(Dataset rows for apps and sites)
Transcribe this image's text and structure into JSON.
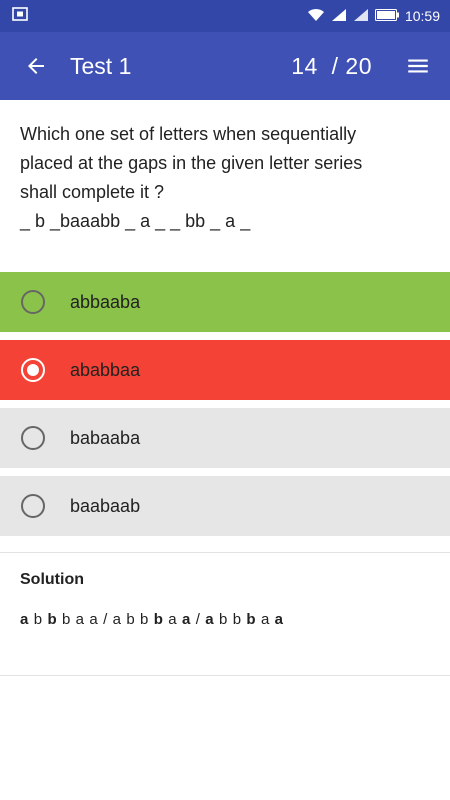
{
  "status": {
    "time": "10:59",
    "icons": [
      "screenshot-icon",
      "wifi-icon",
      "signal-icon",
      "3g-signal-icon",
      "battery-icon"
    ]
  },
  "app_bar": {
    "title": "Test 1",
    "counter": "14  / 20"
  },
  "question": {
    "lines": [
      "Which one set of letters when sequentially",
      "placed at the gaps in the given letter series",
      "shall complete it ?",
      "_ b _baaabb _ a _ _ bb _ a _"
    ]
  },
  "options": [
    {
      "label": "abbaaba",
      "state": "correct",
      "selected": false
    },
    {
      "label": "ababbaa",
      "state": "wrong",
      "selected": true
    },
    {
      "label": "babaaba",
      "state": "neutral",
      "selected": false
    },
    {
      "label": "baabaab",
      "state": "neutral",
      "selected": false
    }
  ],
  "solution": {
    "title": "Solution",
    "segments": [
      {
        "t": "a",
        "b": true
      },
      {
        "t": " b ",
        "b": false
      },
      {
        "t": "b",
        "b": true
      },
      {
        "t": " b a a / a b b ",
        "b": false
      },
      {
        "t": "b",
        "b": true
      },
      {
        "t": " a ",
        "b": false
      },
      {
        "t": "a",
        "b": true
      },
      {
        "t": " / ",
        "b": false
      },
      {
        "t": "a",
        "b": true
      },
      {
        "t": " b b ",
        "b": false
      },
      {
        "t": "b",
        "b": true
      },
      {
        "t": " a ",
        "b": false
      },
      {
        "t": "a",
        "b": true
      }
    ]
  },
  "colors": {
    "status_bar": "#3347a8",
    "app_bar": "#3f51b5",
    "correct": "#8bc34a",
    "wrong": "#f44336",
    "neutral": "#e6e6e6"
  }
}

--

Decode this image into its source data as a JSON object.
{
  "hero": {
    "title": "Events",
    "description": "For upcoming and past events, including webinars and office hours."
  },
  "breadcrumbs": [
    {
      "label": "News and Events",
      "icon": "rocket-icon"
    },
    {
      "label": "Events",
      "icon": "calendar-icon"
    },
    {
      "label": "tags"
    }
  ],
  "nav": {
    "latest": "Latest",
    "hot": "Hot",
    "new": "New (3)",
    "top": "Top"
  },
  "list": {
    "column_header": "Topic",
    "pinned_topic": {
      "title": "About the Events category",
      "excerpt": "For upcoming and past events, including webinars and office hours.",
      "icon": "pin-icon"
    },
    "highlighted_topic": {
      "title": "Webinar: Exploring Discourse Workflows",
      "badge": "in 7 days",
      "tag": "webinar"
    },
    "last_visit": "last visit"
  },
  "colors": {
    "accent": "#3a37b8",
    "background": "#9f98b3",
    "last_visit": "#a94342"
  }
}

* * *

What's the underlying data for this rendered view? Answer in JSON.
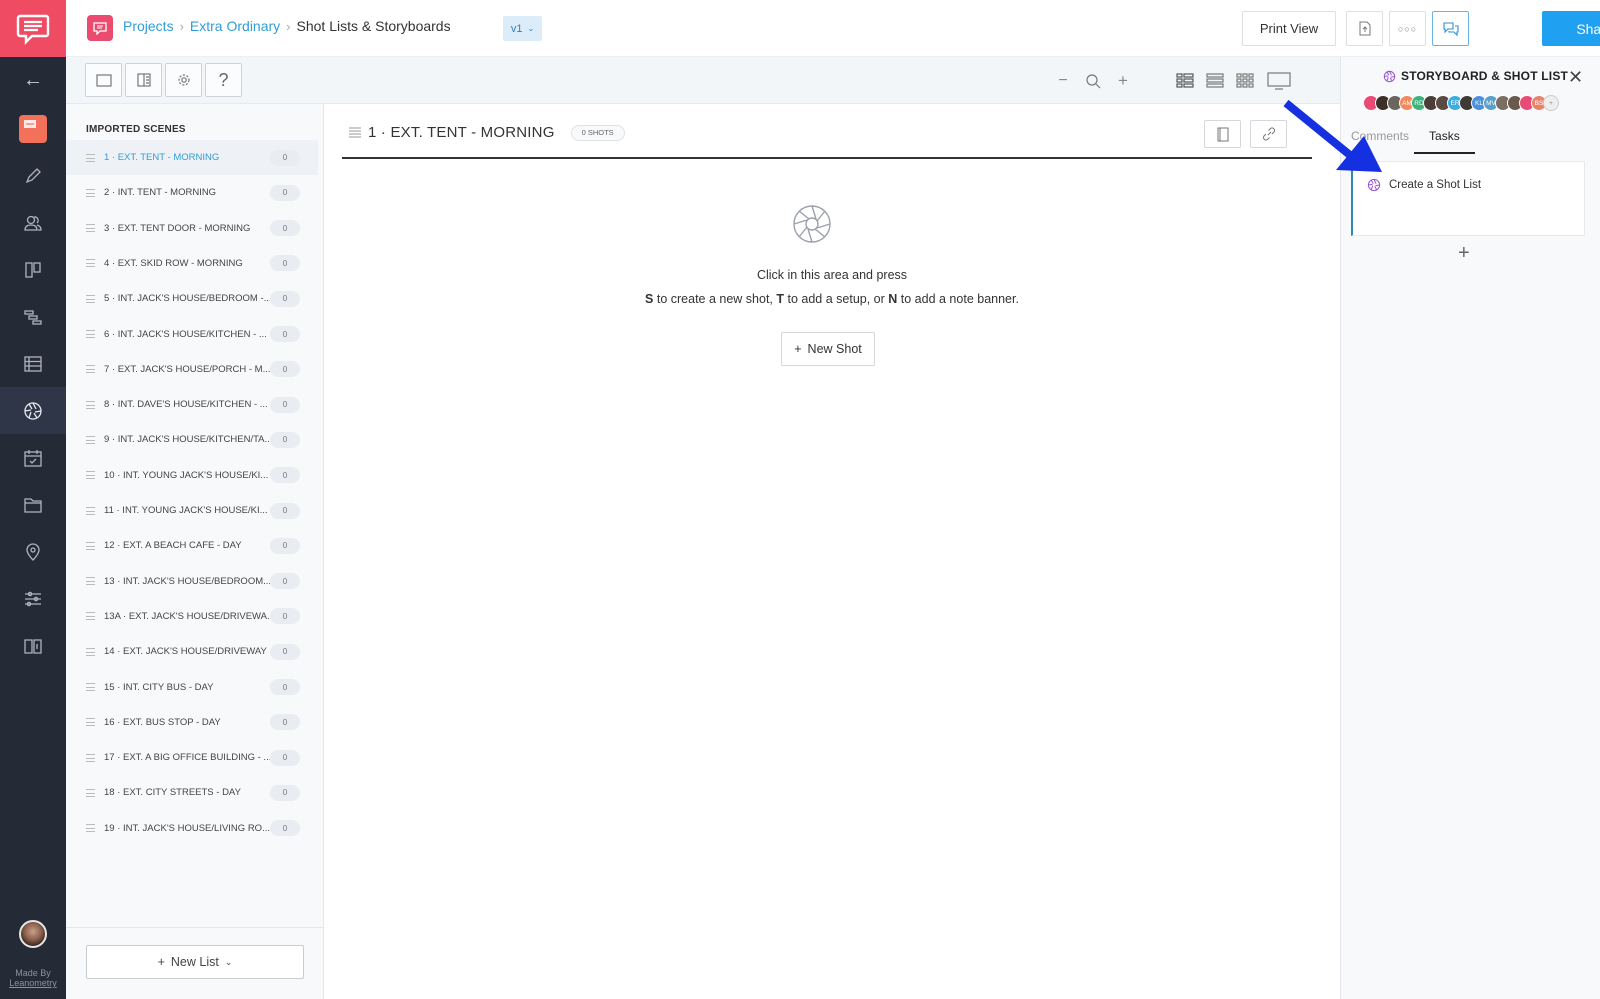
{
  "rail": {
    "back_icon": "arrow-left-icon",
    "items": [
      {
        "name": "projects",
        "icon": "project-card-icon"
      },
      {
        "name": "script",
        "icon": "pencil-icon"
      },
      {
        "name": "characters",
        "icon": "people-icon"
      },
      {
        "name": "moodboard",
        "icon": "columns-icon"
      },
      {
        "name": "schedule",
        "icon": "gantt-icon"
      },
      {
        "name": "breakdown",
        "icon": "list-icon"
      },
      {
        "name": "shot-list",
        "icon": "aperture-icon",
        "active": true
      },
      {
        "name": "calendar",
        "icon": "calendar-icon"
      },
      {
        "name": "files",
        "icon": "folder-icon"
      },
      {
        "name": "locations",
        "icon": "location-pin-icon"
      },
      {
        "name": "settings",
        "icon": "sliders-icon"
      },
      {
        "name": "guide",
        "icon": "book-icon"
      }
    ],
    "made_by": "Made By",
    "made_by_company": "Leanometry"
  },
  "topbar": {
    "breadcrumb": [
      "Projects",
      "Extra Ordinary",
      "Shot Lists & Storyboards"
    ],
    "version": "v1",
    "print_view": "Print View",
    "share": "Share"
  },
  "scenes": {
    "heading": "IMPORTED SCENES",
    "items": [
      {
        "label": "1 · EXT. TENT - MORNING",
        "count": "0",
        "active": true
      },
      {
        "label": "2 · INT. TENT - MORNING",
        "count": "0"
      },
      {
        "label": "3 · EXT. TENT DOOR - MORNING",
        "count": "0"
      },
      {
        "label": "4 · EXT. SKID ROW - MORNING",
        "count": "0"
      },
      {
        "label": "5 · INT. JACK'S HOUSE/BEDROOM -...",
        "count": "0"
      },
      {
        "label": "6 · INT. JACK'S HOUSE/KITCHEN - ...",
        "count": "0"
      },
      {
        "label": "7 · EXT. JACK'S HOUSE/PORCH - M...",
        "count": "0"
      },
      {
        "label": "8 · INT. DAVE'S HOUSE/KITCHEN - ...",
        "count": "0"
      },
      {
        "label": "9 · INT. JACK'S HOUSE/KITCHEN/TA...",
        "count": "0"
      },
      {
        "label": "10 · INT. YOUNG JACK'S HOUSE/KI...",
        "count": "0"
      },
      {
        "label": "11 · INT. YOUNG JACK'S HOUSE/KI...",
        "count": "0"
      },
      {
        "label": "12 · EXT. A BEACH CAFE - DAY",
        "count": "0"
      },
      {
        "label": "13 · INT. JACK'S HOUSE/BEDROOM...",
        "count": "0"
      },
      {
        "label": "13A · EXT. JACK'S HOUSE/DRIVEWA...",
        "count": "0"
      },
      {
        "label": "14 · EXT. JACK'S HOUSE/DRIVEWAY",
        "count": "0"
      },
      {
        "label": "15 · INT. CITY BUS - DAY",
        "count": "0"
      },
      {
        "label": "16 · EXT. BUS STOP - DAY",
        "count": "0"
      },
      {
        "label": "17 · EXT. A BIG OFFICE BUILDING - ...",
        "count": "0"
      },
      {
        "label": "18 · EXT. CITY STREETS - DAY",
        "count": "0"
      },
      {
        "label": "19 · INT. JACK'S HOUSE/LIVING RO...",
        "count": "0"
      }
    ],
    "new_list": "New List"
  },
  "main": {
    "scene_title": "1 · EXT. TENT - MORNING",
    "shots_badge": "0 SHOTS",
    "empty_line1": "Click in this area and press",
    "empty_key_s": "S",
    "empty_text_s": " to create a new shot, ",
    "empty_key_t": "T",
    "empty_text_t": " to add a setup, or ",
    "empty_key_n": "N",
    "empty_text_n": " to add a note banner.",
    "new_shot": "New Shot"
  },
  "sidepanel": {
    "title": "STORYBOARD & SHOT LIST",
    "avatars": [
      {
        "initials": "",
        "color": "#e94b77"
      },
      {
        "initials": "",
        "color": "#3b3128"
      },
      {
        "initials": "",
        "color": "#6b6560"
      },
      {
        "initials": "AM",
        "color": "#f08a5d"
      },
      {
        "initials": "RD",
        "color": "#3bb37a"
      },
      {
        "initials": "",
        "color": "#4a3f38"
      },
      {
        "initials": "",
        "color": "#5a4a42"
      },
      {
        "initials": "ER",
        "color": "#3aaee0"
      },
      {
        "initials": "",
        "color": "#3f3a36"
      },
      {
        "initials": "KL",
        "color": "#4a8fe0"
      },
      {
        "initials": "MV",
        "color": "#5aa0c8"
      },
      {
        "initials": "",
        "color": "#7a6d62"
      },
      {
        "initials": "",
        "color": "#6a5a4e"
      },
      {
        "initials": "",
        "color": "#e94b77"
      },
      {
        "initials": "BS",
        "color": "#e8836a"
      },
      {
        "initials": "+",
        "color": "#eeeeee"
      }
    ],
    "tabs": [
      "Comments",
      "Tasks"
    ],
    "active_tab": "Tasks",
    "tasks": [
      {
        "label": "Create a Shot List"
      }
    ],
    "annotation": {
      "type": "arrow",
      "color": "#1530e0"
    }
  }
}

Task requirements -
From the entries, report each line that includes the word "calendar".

Exercise result -
      "icon": "calendar-icon"
        "name": "calendar",
        "icon": "calendar-icon"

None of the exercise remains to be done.